* GOAL OF THE EXERCISE:
Please give the records below back in full, exactly as shown.

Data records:
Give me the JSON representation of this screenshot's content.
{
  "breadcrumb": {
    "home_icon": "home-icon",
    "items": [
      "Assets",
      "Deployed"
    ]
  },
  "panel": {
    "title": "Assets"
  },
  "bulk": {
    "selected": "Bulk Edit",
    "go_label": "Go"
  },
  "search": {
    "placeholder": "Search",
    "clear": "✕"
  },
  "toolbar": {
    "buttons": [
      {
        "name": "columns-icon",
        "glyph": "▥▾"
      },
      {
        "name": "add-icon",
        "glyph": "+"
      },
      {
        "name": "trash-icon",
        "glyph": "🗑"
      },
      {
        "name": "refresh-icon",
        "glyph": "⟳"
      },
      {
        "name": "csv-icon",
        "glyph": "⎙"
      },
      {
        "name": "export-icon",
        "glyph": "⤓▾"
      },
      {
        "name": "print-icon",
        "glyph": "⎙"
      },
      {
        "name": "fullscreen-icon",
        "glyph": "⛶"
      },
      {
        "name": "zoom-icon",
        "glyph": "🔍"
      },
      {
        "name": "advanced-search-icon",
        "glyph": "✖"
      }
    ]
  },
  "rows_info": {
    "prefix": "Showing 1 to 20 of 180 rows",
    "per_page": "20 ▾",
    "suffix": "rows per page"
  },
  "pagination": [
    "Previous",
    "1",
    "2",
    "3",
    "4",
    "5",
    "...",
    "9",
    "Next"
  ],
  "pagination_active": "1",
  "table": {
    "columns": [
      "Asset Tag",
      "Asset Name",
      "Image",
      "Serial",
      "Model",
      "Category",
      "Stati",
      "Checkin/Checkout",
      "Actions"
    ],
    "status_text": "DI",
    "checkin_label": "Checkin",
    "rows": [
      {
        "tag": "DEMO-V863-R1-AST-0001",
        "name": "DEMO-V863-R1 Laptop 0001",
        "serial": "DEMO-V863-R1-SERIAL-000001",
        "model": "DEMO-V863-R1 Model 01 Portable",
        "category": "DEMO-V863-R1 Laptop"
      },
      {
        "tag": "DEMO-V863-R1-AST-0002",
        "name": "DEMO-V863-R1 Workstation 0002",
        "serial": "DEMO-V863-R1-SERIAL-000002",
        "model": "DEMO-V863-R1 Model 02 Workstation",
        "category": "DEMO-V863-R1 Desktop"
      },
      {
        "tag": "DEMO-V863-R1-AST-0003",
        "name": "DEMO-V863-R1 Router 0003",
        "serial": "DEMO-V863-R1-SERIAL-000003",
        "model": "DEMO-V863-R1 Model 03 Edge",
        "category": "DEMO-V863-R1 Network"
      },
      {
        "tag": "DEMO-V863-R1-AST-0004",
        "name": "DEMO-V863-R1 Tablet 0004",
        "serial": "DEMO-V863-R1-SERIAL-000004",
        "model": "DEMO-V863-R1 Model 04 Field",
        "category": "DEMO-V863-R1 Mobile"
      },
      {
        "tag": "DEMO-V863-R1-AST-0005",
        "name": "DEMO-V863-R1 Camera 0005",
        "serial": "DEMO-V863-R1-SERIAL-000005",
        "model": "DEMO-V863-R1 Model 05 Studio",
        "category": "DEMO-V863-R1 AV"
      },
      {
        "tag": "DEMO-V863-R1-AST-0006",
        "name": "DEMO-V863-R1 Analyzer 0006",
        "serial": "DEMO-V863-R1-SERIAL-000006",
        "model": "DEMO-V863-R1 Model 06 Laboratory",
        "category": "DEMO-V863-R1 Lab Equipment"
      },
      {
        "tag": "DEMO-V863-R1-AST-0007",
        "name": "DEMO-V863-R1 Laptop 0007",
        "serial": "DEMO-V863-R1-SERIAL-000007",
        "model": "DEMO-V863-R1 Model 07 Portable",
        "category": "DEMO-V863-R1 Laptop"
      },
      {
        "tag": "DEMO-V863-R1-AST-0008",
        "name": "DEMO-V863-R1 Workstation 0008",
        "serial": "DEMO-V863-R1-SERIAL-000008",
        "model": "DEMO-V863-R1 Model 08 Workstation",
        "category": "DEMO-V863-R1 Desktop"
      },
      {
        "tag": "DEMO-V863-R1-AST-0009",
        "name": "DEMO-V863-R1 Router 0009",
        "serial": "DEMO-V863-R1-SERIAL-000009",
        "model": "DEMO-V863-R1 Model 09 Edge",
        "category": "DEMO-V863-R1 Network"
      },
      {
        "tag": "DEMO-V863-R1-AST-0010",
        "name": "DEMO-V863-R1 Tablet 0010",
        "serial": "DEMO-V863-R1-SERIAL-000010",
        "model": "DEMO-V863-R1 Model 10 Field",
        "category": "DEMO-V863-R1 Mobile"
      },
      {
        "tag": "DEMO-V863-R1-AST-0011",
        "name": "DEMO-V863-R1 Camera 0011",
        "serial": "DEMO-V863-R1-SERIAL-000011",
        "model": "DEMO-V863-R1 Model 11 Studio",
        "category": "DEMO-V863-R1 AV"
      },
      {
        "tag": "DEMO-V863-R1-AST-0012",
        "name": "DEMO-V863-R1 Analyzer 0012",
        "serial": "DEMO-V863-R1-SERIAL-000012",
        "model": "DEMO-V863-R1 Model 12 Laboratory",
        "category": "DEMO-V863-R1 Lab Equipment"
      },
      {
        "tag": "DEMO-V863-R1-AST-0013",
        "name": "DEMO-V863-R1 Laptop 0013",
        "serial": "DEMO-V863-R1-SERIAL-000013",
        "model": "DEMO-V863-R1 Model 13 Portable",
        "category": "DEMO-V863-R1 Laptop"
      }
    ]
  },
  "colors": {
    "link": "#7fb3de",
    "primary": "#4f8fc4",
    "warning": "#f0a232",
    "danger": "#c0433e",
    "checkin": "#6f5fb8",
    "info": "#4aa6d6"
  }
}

* SOLUTION TO THIS PROBLEM:
Give me the JSON representation of this screenshot's content.
{
  "breadcrumb": {
    "home_icon": "home-icon",
    "items": [
      "Assets",
      "Deployed"
    ]
  },
  "panel": {
    "title": "Assets"
  },
  "bulk": {
    "selected": "Bulk Edit",
    "go_label": "Go"
  },
  "search": {
    "placeholder": "Search",
    "clear": "✕"
  },
  "toolbar": {
    "buttons": [
      {
        "name": "columns-icon",
        "glyph": "▥▾"
      },
      {
        "name": "add-icon",
        "glyph": "+"
      },
      {
        "name": "trash-icon",
        "glyph": "🗑"
      },
      {
        "name": "refresh-icon",
        "glyph": "⟳"
      },
      {
        "name": "csv-icon",
        "glyph": "⎙"
      },
      {
        "name": "export-icon",
        "glyph": "⤓▾"
      },
      {
        "name": "print-icon",
        "glyph": "⎙"
      },
      {
        "name": "fullscreen-icon",
        "glyph": "⛶"
      },
      {
        "name": "zoom-icon",
        "glyph": "🔍"
      },
      {
        "name": "advanced-search-icon",
        "glyph": "✖"
      }
    ]
  },
  "rows_info": {
    "prefix": "Showing 1 to 20 of 180 rows",
    "per_page": "20 ▾",
    "suffix": "rows per page"
  },
  "pagination": [
    "Previous",
    "1",
    "2",
    "3",
    "4",
    "5",
    "...",
    "9",
    "Next"
  ],
  "pagination_active": "1",
  "table": {
    "columns": [
      "Asset Tag",
      "Asset Name",
      "Image",
      "Serial",
      "Model",
      "Category",
      "Stati",
      "Checkin/Checkout",
      "Actions"
    ],
    "status_text": "DI",
    "checkin_label": "Checkin",
    "rows": [
      {
        "tag": "DEMO-V863-R1-AST-0001",
        "name": "DEMO-V863-R1 Laptop 0001",
        "serial": "DEMO-V863-R1-SERIAL-000001",
        "model": "DEMO-V863-R1 Model 01 Portable",
        "category": "DEMO-V863-R1 Laptop"
      },
      {
        "tag": "DEMO-V863-R1-AST-0002",
        "name": "DEMO-V863-R1 Workstation 0002",
        "serial": "DEMO-V863-R1-SERIAL-000002",
        "model": "DEMO-V863-R1 Model 02 Workstation",
        "category": "DEMO-V863-R1 Desktop"
      },
      {
        "tag": "DEMO-V863-R1-AST-0003",
        "name": "DEMO-V863-R1 Router 0003",
        "serial": "DEMO-V863-R1-SERIAL-000003",
        "model": "DEMO-V863-R1 Model 03 Edge",
        "category": "DEMO-V863-R1 Network"
      },
      {
        "tag": "DEMO-V863-R1-AST-0004",
        "name": "DEMO-V863-R1 Tablet 0004",
        "serial": "DEMO-V863-R1-SERIAL-000004",
        "model": "DEMO-V863-R1 Model 04 Field",
        "category": "DEMO-V863-R1 Mobile"
      },
      {
        "tag": "DEMO-V863-R1-AST-0005",
        "name": "DEMO-V863-R1 Camera 0005",
        "serial": "DEMO-V863-R1-SERIAL-000005",
        "model": "DEMO-V863-R1 Model 05 Studio",
        "category": "DEMO-V863-R1 AV"
      },
      {
        "tag": "DEMO-V863-R1-AST-0006",
        "name": "DEMO-V863-R1 Analyzer 0006",
        "serial": "DEMO-V863-R1-SERIAL-000006",
        "model": "DEMO-V863-R1 Model 06 Laboratory",
        "category": "DEMO-V863-R1 Lab Equipment"
      },
      {
        "tag": "DEMO-V863-R1-AST-0007",
        "name": "DEMO-V863-R1 Laptop 0007",
        "serial": "DEMO-V863-R1-SERIAL-000007",
        "model": "DEMO-V863-R1 Model 07 Portable",
        "category": "DEMO-V863-R1 Laptop"
      },
      {
        "tag": "DEMO-V863-R1-AST-0008",
        "name": "DEMO-V863-R1 Workstation 0008",
        "serial": "DEMO-V863-R1-SERIAL-000008",
        "model": "DEMO-V863-R1 Model 08 Workstation",
        "category": "DEMO-V863-R1 Desktop"
      },
      {
        "tag": "DEMO-V863-R1-AST-0009",
        "name": "DEMO-V863-R1 Router 0009",
        "serial": "DEMO-V863-R1-SERIAL-000009",
        "model": "DEMO-V863-R1 Model 09 Edge",
        "category": "DEMO-V863-R1 Network"
      },
      {
        "tag": "DEMO-V863-R1-AST-0010",
        "name": "DEMO-V863-R1 Tablet 0010",
        "serial": "DEMO-V863-R1-SERIAL-000010",
        "model": "DEMO-V863-R1 Model 10 Field",
        "category": "DEMO-V863-R1 Mobile"
      },
      {
        "tag": "DEMO-V863-R1-AST-0011",
        "name": "DEMO-V863-R1 Camera 0011",
        "serial": "DEMO-V863-R1-SERIAL-000011",
        "model": "DEMO-V863-R1 Model 11 Studio",
        "category": "DEMO-V863-R1 AV"
      },
      {
        "tag": "DEMO-V863-R1-AST-0012",
        "name": "DEMO-V863-R1 Analyzer 0012",
        "serial": "DEMO-V863-R1-SERIAL-000012",
        "model": "DEMO-V863-R1 Model 12 Laboratory",
        "category": "DEMO-V863-R1 Lab Equipment"
      },
      {
        "tag": "DEMO-V863-R1-AST-0013",
        "name": "DEMO-V863-R1 Laptop 0013",
        "serial": "DEMO-V863-R1-SERIAL-000013",
        "model": "DEMO-V863-R1 Model 13 Portable",
        "category": "DEMO-V863-R1 Laptop"
      }
    ]
  },
  "colors": {
    "link": "#7fb3de",
    "primary": "#4f8fc4",
    "warning": "#f0a232",
    "danger": "#c0433e",
    "checkin": "#6f5fb8",
    "info": "#4aa6d6"
  }
}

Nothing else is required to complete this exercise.